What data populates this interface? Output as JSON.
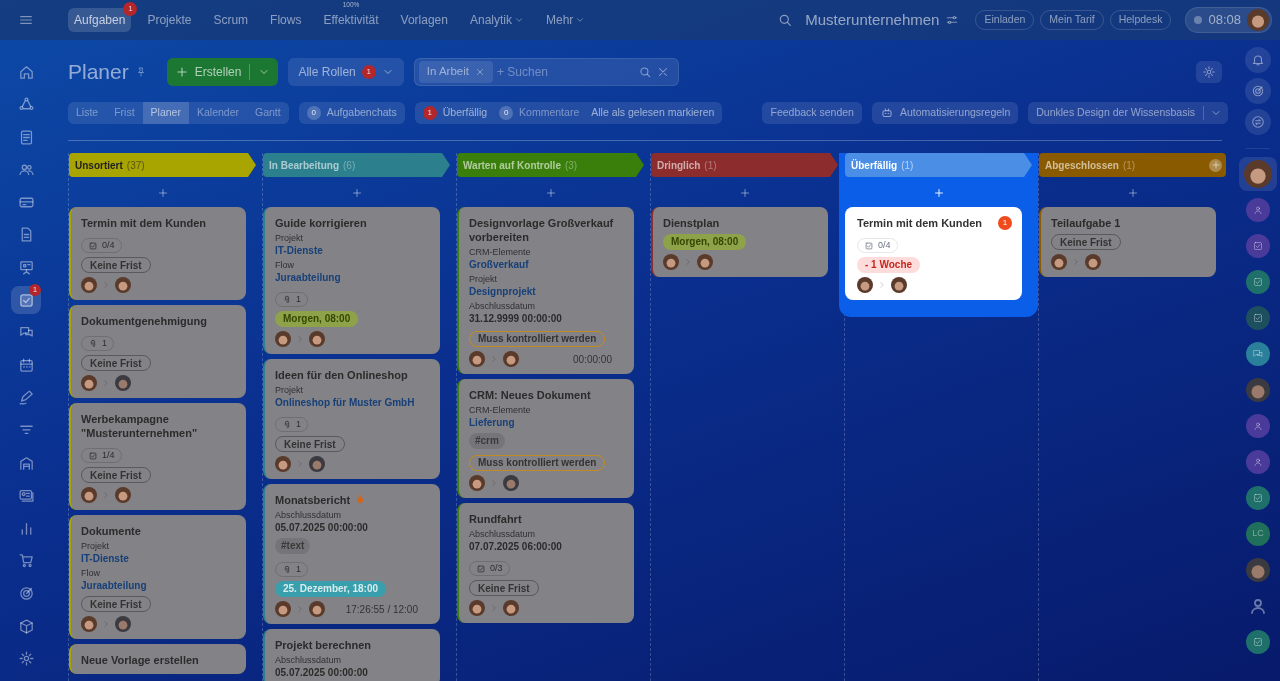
{
  "top_bar": {
    "nav": [
      {
        "label": "Aufgaben",
        "selected": true,
        "badge": "1"
      },
      {
        "label": "Projekte",
        "selected": false
      },
      {
        "label": "Scrum",
        "selected": false
      },
      {
        "label": "Flows",
        "selected": false
      },
      {
        "label": "Effektivität",
        "selected": false,
        "note": "100%"
      },
      {
        "label": "Vorlagen",
        "selected": false
      },
      {
        "label": "Analytik",
        "selected": false,
        "dropdown": true
      },
      {
        "label": "Mehr",
        "selected": false,
        "dropdown": true
      }
    ],
    "company": "Musterunternehmen",
    "buttons": [
      "Einladen",
      "Mein Tarif",
      "Helpdesk"
    ],
    "clock": "08:08"
  },
  "left_rail": [
    {
      "kind": "home",
      "selected": false
    },
    {
      "kind": "flow",
      "selected": false
    },
    {
      "kind": "news",
      "selected": false
    },
    {
      "kind": "people",
      "selected": false
    },
    {
      "kind": "card",
      "selected": false
    },
    {
      "kind": "doc",
      "selected": false
    },
    {
      "kind": "board",
      "selected": false
    },
    {
      "kind": "tasks",
      "selected": true,
      "badge": "1"
    },
    {
      "kind": "chat",
      "selected": false
    },
    {
      "kind": "calendar",
      "selected": false
    },
    {
      "kind": "pen",
      "selected": false
    },
    {
      "kind": "filter",
      "selected": false
    },
    {
      "kind": "garage",
      "selected": false
    },
    {
      "kind": "contact",
      "selected": false
    },
    {
      "kind": "chart",
      "selected": false
    },
    {
      "kind": "cart",
      "selected": false
    },
    {
      "kind": "target",
      "selected": false
    },
    {
      "kind": "box",
      "selected": false
    },
    {
      "kind": "gear",
      "selected": false
    }
  ],
  "right_tools": [
    {
      "kind": "bell"
    },
    {
      "kind": "target"
    },
    {
      "kind": "switch"
    }
  ],
  "recent_chats": [
    {
      "kind": "avatar",
      "selected": true
    },
    {
      "kind": "doc",
      "selected": false,
      "color": "#4a3a9a"
    },
    {
      "kind": "check",
      "selected": false,
      "color": "#4a3a9a"
    },
    {
      "kind": "check",
      "selected": false,
      "color": "#1f6f6a"
    },
    {
      "kind": "check",
      "selected": false,
      "color": "#1d4f5e"
    },
    {
      "kind": "chat",
      "selected": false,
      "color": "#2a7f9a"
    },
    {
      "kind": "avatar",
      "selected": false
    },
    {
      "kind": "doc",
      "selected": false,
      "color": "#4a3a9a"
    },
    {
      "kind": "doc",
      "selected": false,
      "color": "#4a3a9a"
    },
    {
      "kind": "check",
      "selected": false,
      "color": "#1f6f6a"
    },
    {
      "kind": "initials",
      "selected": false,
      "label": "LC",
      "color": "#1f6f5a"
    },
    {
      "kind": "avatar",
      "selected": false
    },
    {
      "kind": "group",
      "selected": false
    },
    {
      "kind": "check",
      "selected": false,
      "color": "#1f6f6a"
    }
  ],
  "page": {
    "title": "Planer",
    "create": "Erstellen",
    "roles": {
      "label": "Alle Rollen",
      "badge": "1"
    },
    "search": {
      "chip": "In Arbeit",
      "placeholder": "+ Suchen"
    }
  },
  "view_tabs": [
    {
      "label": "Liste",
      "selected": false
    },
    {
      "label": "Frist",
      "selected": false
    },
    {
      "label": "Planer",
      "selected": true
    },
    {
      "label": "Kalender",
      "selected": false
    },
    {
      "label": "Gantt",
      "selected": false
    }
  ],
  "chats": {
    "count": "0",
    "label": "Aufgabenchats"
  },
  "counters": [
    {
      "count": "1",
      "label": "Überfällig",
      "kind": "alert"
    },
    {
      "count": "0",
      "label": "Kommentare",
      "kind": "muted"
    }
  ],
  "mark_read": "Alle als gelesen markieren",
  "actions": {
    "feedback": "Feedback senden",
    "automation": "Automatisierungsregeln",
    "theme": "Dunkles Design der Wissensbasis"
  },
  "columns": [
    {
      "title": "Unsortiert",
      "count": "(37)",
      "color": "#a8a400",
      "highlighted": false,
      "cards": [
        {
          "title": "Termin mit dem Kunden",
          "people": true,
          "rows": [
            {
              "kind": "checklist",
              "text": "0/4"
            },
            {
              "kind": "nodeadline",
              "text": "Keine Frist"
            }
          ]
        },
        {
          "title": "Dokumentgenehmigung",
          "people": true,
          "rows": [
            {
              "kind": "files",
              "text": "1"
            },
            {
              "kind": "nodeadline",
              "text": "Keine Frist"
            }
          ]
        },
        {
          "title": "Werbekampagne \"Musterunternehmen\"",
          "people": true,
          "rows": [
            {
              "kind": "checklist",
              "text": "1/4"
            },
            {
              "kind": "nodeadline",
              "text": "Keine Frist"
            }
          ]
        },
        {
          "title": "Dokumente",
          "people": true,
          "rows": [
            {
              "kind": "field",
              "label": "Projekt",
              "value": "IT-Dienste",
              "link": true
            },
            {
              "kind": "field",
              "label": "Flow",
              "value": "Juraabteilung",
              "link": true
            },
            {
              "kind": "nodeadline",
              "text": "Keine Frist"
            }
          ]
        },
        {
          "title": "Neue Vorlage erstellen"
        }
      ]
    },
    {
      "title": "In Bearbeitung",
      "count": "(6)",
      "color": "#2c7f8c",
      "highlighted": false,
      "cards": [
        {
          "title": "Guide korrigieren",
          "people": true,
          "rows": [
            {
              "kind": "field",
              "label": "Projekt",
              "value": "IT-Dienste",
              "link": true
            },
            {
              "kind": "field",
              "label": "Flow",
              "value": "Juraabteilung",
              "link": true
            },
            {
              "kind": "files",
              "text": "1"
            },
            {
              "kind": "soon",
              "text": "Morgen, 08:00"
            }
          ]
        },
        {
          "title": "Ideen für den Onlineshop",
          "people": true,
          "rows": [
            {
              "kind": "field",
              "label": "Projekt",
              "value": "Onlineshop für Muster GmbH",
              "link": true
            },
            {
              "kind": "files",
              "text": "1"
            },
            {
              "kind": "nodeadline",
              "text": "Keine Frist"
            }
          ]
        },
        {
          "title": "Monatsbericht",
          "people": true,
          "hot": true,
          "timer": "17:26:55 / 12:00",
          "rows": [
            {
              "kind": "field",
              "label": "Abschlussdatum",
              "value": "05.07.2025 00:00:00",
              "link": false
            },
            {
              "kind": "tag",
              "text": "#text"
            },
            {
              "kind": "files",
              "text": "1"
            },
            {
              "kind": "due",
              "text": "25. Dezember, 18:00"
            }
          ]
        },
        {
          "title": "Projekt berechnen",
          "rows": [
            {
              "kind": "field",
              "label": "Abschlussdatum",
              "value": "05.07.2025 00:00:00",
              "link": false
            }
          ]
        }
      ]
    },
    {
      "title": "Warten auf Kontrolle",
      "count": "(3)",
      "color": "#3a7f0c",
      "highlighted": false,
      "cards": [
        {
          "title": "Designvorlage Großverkauf vorbereiten",
          "people": true,
          "timer": "00:00:00",
          "rows": [
            {
              "kind": "field",
              "label": "CRM-Elemente",
              "value": "Großverkauf",
              "link": true
            },
            {
              "kind": "field",
              "label": "Projekt",
              "value": "Designprojekt",
              "link": true
            },
            {
              "kind": "field",
              "label": "Abschlussdatum",
              "value": "31.12.9999 00:00:00",
              "link": false
            },
            {
              "kind": "control",
              "text": "Muss kontrolliert werden"
            }
          ]
        },
        {
          "title": "CRM: Neues Dokument",
          "people": true,
          "rows": [
            {
              "kind": "field",
              "label": "CRM-Elemente",
              "value": "Lieferung",
              "link": true
            },
            {
              "kind": "tag",
              "text": "#crm"
            },
            {
              "kind": "control",
              "text": "Muss kontrolliert werden"
            }
          ]
        },
        {
          "title": "Rundfahrt",
          "people": true,
          "rows": [
            {
              "kind": "field",
              "label": "Abschlussdatum",
              "value": "07.07.2025 06:00:00",
              "link": false
            },
            {
              "kind": "checklist",
              "text": "0/3"
            },
            {
              "kind": "nodeadline",
              "text": "Keine Frist"
            }
          ]
        }
      ]
    },
    {
      "title": "Dringlich",
      "count": "(1)",
      "color": "#8c2c2c",
      "highlighted": false,
      "cards": [
        {
          "title": "Dienstplan",
          "people": true,
          "rows": [
            {
              "kind": "soon",
              "text": "Morgen, 08:00"
            }
          ]
        }
      ]
    },
    {
      "title": "Überfällig",
      "count": "(1)",
      "color": "#4a8ee6",
      "highlighted": true,
      "cards": [
        {
          "title": "Termin mit dem Kunden",
          "people": true,
          "badge": "1",
          "rows": [
            {
              "kind": "checklist",
              "text": "0/4"
            },
            {
              "kind": "overdue",
              "text": "- 1 Woche"
            }
          ]
        }
      ]
    },
    {
      "title": "Abgeschlossen",
      "count": "(1)",
      "color": "#8a5a00",
      "highlighted": false,
      "add_button": true,
      "cards": [
        {
          "title": "Teilaufgabe 1",
          "people": true,
          "rows": [
            {
              "kind": "nodeadline",
              "text": "Keine Frist"
            }
          ]
        }
      ]
    }
  ]
}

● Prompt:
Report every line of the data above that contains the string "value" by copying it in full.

● Reply:
              "value": "IT-Dienste",
              "value": "Juraabteilung",
              "value": "IT-Dienste",
              "value": "Juraabteilung",
              "value": "Onlineshop für Muster GmbH",
              "value": "05.07.2025 00:00:00",
              "value": "05.07.2025 00:00:00",
              "value": "Großverkauf",
              "value": "Designprojekt",
              "value": "31.12.9999 00:00:00",
              "value": "Lieferung",
              "value": "07.07.2025 06:00:00",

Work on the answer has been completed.